2017 racing action kicks of with World Superbikes in February. Here’s our lowdown on what’s new and what you need to know.
Hutchinson Lays Down a TT Marker
Thursday evening saw just the second full practice session at the Isle of Man TT Races but, with perfect conditions all round the Mountain Course, it certainly gave an indication of who can be expected to be at the front come race day on Saturday.
Ian Hutchinson setting the bar high:
Ian Hutchinson laid down his marker with the first 130mph+ lap of the week, set on his PBM Kawasaki, and if anyone deserves to win a TT race this year it’s Hutchinson.
The Bingley rider swept all before him in 2010, becoming the first and only rider to win five races in a week but he’s been to hell and back since after sustaining serious leg injuries at Silverstone in September that same year.
Hutchy fighting back:
Now 35, Hutchy missed three full seasons of racing, in what should have been both prime and profitable years in his career so to fight back shows the character of the man, his determination and also dedication.
His form at the recent North West 200 was excellent and he’s clearly got the bit between his teeth for the TT. He’s topped each Superbike session so far – mind you, he’s clearly trying as this clip shows…
Watch out for McGuinness and Anstey
As expected, Honda riders John McGuinness and Bruce Anstey have also been high on the leaderboard each night. The veteran duo – with 30 TT wins between them – have been with their respective Honda Racing and Padgetts team for many years and know their bikes inside out. With tried and tested settings on their Superbikes, they only need to make tweaks here and there and both are ready to race already.
McGuinness breaks the 130mph barrier

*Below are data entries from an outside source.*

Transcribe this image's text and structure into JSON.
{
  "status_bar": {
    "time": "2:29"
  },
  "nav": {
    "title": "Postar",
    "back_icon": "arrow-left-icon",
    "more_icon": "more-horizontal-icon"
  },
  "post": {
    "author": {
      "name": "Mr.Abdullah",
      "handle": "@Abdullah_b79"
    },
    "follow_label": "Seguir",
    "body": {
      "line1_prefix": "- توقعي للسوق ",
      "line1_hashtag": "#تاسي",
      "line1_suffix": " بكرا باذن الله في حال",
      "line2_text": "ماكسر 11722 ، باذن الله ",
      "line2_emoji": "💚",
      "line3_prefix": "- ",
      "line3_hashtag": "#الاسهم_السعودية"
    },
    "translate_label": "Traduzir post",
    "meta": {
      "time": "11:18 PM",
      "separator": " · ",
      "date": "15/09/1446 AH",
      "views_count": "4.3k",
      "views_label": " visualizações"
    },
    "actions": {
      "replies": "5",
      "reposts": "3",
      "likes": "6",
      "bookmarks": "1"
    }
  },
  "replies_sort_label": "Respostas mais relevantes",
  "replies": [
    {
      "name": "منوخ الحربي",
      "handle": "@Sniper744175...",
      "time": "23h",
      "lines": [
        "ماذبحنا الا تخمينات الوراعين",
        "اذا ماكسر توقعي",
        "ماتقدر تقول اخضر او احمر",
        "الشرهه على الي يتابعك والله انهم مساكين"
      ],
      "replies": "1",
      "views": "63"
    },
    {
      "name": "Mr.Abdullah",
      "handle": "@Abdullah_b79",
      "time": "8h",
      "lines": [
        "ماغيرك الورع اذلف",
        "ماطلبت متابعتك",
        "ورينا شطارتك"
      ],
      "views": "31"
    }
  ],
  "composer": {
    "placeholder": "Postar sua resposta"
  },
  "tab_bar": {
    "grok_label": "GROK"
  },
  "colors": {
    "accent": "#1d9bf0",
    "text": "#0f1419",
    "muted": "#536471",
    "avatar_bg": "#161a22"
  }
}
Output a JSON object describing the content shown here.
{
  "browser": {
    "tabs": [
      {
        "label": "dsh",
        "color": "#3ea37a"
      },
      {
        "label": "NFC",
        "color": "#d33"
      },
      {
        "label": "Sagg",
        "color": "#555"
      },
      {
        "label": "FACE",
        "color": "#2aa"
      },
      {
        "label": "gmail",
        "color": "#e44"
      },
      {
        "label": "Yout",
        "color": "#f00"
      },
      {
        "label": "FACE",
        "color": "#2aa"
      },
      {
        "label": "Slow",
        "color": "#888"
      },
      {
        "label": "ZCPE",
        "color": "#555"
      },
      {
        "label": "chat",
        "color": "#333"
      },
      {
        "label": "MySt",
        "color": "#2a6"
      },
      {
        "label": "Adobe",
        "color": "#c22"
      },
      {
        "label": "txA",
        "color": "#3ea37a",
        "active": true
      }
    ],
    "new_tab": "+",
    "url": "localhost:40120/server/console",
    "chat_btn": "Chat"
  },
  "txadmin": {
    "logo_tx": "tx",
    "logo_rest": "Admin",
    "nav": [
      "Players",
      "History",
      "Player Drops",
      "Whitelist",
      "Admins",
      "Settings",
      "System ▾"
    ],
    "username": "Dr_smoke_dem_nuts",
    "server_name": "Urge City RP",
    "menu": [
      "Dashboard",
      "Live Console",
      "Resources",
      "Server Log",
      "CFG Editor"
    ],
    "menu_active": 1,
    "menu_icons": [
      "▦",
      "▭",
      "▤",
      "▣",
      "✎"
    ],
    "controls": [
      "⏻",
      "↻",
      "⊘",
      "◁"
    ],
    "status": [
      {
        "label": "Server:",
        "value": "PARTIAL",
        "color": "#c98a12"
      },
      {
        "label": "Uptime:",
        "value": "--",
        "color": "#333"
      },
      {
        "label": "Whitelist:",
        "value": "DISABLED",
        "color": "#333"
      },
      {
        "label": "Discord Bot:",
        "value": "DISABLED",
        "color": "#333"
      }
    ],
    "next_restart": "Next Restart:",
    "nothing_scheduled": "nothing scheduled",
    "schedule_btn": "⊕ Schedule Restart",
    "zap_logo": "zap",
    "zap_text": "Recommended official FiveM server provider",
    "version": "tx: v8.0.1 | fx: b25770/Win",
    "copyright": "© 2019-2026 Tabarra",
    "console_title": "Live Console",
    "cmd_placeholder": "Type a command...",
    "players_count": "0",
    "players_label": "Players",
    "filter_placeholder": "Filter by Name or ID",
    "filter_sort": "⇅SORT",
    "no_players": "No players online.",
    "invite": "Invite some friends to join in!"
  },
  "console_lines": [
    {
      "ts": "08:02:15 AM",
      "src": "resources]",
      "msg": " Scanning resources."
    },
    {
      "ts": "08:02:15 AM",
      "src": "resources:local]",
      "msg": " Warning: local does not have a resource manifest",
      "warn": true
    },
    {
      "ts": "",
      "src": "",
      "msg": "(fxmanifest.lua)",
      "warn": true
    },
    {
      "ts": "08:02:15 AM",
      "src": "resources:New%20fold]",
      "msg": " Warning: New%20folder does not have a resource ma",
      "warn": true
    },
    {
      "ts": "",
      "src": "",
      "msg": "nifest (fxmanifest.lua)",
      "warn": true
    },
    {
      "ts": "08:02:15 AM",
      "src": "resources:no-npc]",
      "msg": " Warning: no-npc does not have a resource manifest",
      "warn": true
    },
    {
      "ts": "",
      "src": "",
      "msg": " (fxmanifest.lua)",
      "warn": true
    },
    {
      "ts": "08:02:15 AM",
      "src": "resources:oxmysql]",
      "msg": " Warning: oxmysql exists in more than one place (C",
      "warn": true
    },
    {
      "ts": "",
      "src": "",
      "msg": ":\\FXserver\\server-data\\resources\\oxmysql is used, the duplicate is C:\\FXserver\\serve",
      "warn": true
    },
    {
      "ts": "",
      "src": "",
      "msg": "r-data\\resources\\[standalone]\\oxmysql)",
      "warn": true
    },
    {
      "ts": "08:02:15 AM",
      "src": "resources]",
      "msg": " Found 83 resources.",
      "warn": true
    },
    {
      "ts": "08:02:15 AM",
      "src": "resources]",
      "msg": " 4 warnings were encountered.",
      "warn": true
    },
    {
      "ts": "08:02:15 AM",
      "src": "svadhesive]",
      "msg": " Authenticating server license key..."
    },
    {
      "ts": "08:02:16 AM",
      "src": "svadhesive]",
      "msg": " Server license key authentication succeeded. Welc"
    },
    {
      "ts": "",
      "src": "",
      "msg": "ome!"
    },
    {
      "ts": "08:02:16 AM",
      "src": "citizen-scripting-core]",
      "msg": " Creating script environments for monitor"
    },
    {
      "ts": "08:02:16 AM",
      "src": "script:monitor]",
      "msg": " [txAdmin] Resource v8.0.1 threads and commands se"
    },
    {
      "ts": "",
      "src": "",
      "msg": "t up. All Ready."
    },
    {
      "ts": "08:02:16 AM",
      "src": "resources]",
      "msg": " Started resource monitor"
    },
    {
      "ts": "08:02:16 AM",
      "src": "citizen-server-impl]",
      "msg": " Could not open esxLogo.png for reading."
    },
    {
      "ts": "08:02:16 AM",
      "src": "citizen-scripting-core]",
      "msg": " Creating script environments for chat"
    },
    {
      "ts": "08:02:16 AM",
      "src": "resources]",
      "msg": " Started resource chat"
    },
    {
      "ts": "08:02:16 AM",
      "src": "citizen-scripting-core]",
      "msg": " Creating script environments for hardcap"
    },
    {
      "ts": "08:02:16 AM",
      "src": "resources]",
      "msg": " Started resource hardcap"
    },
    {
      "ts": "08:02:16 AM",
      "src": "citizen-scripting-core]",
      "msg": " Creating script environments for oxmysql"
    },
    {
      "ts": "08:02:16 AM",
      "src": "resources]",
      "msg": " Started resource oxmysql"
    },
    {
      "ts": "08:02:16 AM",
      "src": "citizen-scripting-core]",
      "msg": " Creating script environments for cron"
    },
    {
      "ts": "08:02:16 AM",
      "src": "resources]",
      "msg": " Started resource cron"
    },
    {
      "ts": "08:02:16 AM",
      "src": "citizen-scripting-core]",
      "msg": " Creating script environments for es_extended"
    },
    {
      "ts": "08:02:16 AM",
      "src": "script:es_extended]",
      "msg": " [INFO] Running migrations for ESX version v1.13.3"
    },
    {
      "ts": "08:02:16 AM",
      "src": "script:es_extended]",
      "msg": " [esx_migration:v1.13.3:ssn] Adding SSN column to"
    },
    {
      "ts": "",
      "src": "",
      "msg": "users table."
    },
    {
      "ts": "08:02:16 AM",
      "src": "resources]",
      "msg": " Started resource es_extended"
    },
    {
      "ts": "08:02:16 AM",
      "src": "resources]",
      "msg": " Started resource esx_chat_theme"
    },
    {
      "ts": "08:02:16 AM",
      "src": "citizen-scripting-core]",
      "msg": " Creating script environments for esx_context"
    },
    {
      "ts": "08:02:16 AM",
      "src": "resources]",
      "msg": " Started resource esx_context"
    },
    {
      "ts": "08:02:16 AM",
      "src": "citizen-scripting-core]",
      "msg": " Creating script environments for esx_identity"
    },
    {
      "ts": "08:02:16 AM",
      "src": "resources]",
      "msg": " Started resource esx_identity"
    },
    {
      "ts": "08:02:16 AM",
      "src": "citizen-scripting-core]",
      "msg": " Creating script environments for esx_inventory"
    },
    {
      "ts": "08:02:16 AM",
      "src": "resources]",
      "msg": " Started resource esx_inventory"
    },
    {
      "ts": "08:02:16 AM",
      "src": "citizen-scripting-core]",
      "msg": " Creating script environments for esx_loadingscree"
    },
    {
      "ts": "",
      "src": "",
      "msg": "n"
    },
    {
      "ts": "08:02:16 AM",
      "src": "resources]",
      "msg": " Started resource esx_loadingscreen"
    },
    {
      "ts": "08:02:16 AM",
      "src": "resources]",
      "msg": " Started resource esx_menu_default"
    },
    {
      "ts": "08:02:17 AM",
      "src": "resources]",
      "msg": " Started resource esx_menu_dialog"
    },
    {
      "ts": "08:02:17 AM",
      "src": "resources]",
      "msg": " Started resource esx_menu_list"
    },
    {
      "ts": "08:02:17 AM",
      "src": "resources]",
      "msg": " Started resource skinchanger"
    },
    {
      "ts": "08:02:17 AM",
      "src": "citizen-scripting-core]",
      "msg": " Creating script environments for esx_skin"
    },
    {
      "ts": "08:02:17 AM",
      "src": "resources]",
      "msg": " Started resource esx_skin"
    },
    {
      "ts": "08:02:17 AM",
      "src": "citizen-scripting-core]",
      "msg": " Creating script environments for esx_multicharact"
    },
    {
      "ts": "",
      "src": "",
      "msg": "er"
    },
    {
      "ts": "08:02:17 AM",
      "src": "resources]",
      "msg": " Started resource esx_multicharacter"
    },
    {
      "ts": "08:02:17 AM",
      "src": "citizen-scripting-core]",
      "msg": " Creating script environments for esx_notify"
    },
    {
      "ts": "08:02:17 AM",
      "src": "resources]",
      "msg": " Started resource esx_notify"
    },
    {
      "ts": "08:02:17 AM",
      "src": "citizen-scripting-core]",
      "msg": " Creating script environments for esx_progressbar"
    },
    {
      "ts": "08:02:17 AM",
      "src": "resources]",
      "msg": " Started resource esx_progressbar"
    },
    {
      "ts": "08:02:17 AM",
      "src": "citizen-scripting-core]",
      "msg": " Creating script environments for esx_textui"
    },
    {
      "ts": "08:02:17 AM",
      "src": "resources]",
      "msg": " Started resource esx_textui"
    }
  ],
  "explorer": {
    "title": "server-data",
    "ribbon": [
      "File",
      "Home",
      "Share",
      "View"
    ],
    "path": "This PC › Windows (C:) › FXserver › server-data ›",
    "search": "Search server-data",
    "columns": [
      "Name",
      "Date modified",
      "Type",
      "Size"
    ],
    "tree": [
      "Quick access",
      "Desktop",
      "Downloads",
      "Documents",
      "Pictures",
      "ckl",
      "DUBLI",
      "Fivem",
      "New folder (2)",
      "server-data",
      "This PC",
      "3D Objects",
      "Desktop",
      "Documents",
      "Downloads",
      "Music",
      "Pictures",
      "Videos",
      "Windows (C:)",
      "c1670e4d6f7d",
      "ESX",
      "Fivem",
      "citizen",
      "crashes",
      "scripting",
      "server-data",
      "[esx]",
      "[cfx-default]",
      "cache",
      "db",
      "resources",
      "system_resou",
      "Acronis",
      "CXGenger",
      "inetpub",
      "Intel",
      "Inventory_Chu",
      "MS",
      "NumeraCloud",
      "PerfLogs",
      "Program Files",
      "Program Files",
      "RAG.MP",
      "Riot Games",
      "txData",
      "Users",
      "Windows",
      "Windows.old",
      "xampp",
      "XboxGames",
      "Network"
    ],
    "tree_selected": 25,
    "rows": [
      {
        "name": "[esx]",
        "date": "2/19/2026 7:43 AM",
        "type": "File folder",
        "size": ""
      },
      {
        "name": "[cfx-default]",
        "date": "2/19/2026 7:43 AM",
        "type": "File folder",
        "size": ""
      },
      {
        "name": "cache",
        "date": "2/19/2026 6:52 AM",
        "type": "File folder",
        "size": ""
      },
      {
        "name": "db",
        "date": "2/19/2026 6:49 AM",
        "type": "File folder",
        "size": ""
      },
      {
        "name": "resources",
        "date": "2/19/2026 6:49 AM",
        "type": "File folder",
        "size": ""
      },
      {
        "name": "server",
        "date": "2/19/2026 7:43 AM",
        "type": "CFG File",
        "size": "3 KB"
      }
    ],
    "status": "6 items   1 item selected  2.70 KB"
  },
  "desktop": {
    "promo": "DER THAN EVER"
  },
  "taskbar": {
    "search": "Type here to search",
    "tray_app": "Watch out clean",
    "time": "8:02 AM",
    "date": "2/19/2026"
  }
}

McGuinness was the only rider other than Hutchinson to break the 130mph barrier but Anstey was only just behind and less than three seconds covered the trio on Thursday evening.
Dunlop happy to be back on a BMW
Unsurprisingly, Michael Dunlop took his own share of the headlines last night. With his dramatic split with Milwaukee Yamaha, the 26-year old had just a Superstock BMW last night but not only did he top that particular class, he was also the fourth fastest rider on the night.
And he also set the fastest sector time from the start to Glen Helen, quicker than all the Superbikes, which clearly shows how happy he was to be back on a BMW and the trials and tribulations he endured with the Yamaha. He’ll also be keen to get out on the Superbike version as soon as possible.
Martin setting an early pace
He was quicker on his Superstock bike than the official BMW Motorrad Superbike entries of Tyco pairing Guy Martin and brother William. The duo left the line together and it was Martin who set the early pace, leaving William trailing in his wake on their first lap. But, interestingly, William reeled in a significant deficit second time around to re-take Guy although their best laps were almost identical.
It’s hard to see a race winner coming from anyone other than the aforementioned riders. Michael Rutter and Conor Cummins, the only other riders to lap in excess of 128mph on Thursday, may fancy their chances of a podium place but the lead Kawasaki of Gary Johnson appears to be out of the equation.
The Lincolnshire rider’s best lap so far is some distance off where he needs to be and whilst Dean Harrison, now flying the Yamaha flag, improved to 127.120, he too has a significant deficit to the pace setting Hutchinson.
What remains to be seen now is whether or not the Superbike race takes place on Saturday or Sunday. With practice week seeing inclement weather early on, we’ve only had two full sessions so far and with Friday’s weather looking particularly iffy, we may not get a third.
What will Saturday bring?
It’s highly probable that Saturday will see an extended practice session for the Superbikes with the race being carried over to the Sunday, just like 2013. And that will mean a punishing three days for the riders, with six to eight laps of practice on Saturday, a six lap race on Sunday and then eight laps – two four lap races – on Monday.
The TT certainly isn’t for the faint hearted.
Having started watching motorcycle races all over the world form childhood, Phil Wain has been a freelance motorcycle journalist for 15 years and is features writer for a number of publications including BikeSport News and Classic Racer, having also been a regular contributor to MCN and MCN Sport. He is PR officer for a number of teams and riders at both the British Superbike Championship and International road races, including Smiths Triumph, Quattro Plant Kawasaki, John McGuinness, Ryan Farquhar and Keith Amor. He is also heavily involved with the Isle of Man TT Races, writing official press releases and race reports as well as providing ITV4 with statistical information.